Settling Small Estates

Updated Apr 5, 2024
Show Table of Contents Courthouse for estate probate

After someone dies, his or her estate must be settled (e.g., debts resolved, assets distributed). This page explains province-specific procedures for settling a small estate without going through the full court-supervised process known as probate.

General Small Estate Definition

Different provinces define "small" differently, but it's important to understand that an estate may qualify as "small" even if it is worth millions of dollars.

In general, when determining whether an estate qualifies as "small", you sum only the values of assets that would normally go through probate, ignoring property owned with rights of survivorship, assets with named beneficiaries (e.g., RRSPs, life insurance policies), and other standard probate exclusions.

It may be able to bypass probate even if the estate isn't officially "small", so it's worth it to explore a "small estate" approach to settling an estate, even if at first glance the estate appears too valuable to qualify. Select a province below to see province-specific rules about small estate definition and available settlement approaches.

Select specific province:
(or click map)

General Settlement Approaches

If the estate does qualify as small, then you can commonly use one of the following approaches (depending on province):

  • Court Order: Under this approach, you obtain a simple court order that allows you to settle the estate.
    1. Submit a small estate application to the court and receive a court order enabling you to settle the estate
    2. Obtain possession of estate assets by presenting the order to current custodians of the assets
    3. For certain property (e.g., vehicles) you must also get the title transferred with the appropriate government agency
    4. Resolve any estate debts if appropriate
    5. Distribute remaining estate assets to the rightful recipients
  • Public Trustee: Some provinces allow the public trustee to settle a small estate for you. Under this approach, you simply request that the public trustee handle the estate (you can be refused). The downside to this approach is that you lose all control.
  • Unofficial: You may be able to avoid probate if the existing asset custodians allow you to take possession of the assets without official court documents such as a probate Grant of Letters. However, if the estate contains real property (i.e., real estate), or if a custodian such as a financial institution requires an official executor appointment, then probate will be required.
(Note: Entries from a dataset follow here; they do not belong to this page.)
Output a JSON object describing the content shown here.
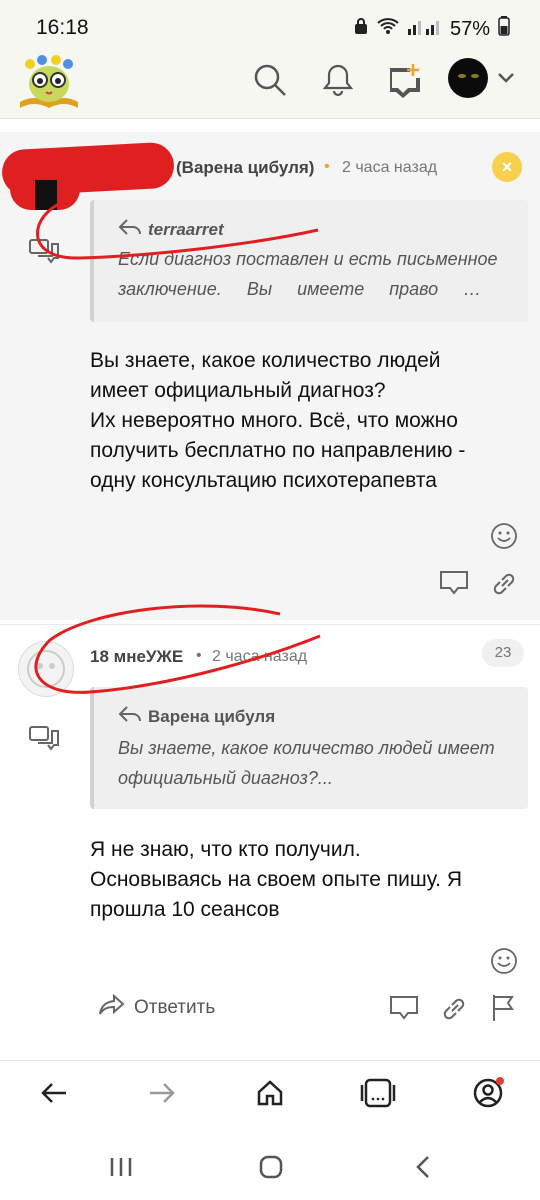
{
  "status_bar": {
    "time": "16:18",
    "battery": "57%"
  },
  "header": {
    "logo_icon": "book-owl-logo-icon",
    "search_icon": "search-icon",
    "notifications_icon": "bell-icon",
    "new_post_icon": "add-comment-icon",
    "avatar_icon": "avatar",
    "menu_chevron": "chevron-down-icon"
  },
  "comments": [
    {
      "author": "(Варена цибуля)",
      "time": "2 часа назад",
      "quote_author": "terraarret",
      "quote_line1": "Если диагноз поставлен и есть письменное",
      "quote_line2": "заключение.     Вы     имеете     право     …",
      "body_lines": [
        "Вы знаете, какое количество людей",
        "имеет официальный диагноз?",
        "Их невероятно много. Всё, что можно",
        "получить бесплатно по направлению -",
        "одну консультацию психотерапевта"
      ],
      "close_label": "×"
    },
    {
      "author": "18 мнеУЖЕ",
      "time": "2 часа назад",
      "count": "23",
      "quote_author": "Варена цибуля",
      "quote_line1": "Вы знаете, какое количество людей имеет",
      "quote_line2": "официальный диагноз?...",
      "body_lines": [
        "Я не знаю, что кто получил.",
        "Основываясь на своем опыте пишу. Я",
        "прошла 10 сеансов"
      ],
      "reply_label": "Ответить"
    }
  ],
  "accent_color": "#f0a030",
  "annotation_color": "#e02020"
}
The details of the above approaches vary quite a bit by province, so it's best to select your province from the list at the top of this page and use those specific instructions.

Cautions

Even if the estate does qualify for a small estate treatment, you may want to go through standard probate anyway.

Probate generally offers an executor increased liability protection, and increases protections from creditors. For example, creditors can take the heirs (or even the executor) to court if debts have not been satisfied and the heirs have inherited property that could have been used to pay the debts (see also Estate Debts and Claim Limitations).

Moreover, asset holders (including financial institutions) are sometimes reluctant to participate in a small estate process, and refuse to relinquish assets without the documentation associated with a normal probate process (e.g., Letters of Authority, Letters of Administration, Letters Testamentary, etc.).

The bottom line is that even if the estate qualifies for a small estate treatment, you should consider going through full probate anyway, especially if estate solvency is uncertain, or you are concerned that the estate may become entangled in a lawsuit for any reason (e.g., a disgruntled heir).

Additional Information

If your estate doesn't qualify for a small estate approach, or you're simply interested in exploring standard probate, take a look at Probate.

And since probate is just the court-supervised subset of winding up a person's affairs after death, you'll probably want to check out our Complete Guide to Estate Settlement in every province.

Finally, in case you're interested, details about handling small estates in each province can be found here:

Copyright © 2014-24 EstateExec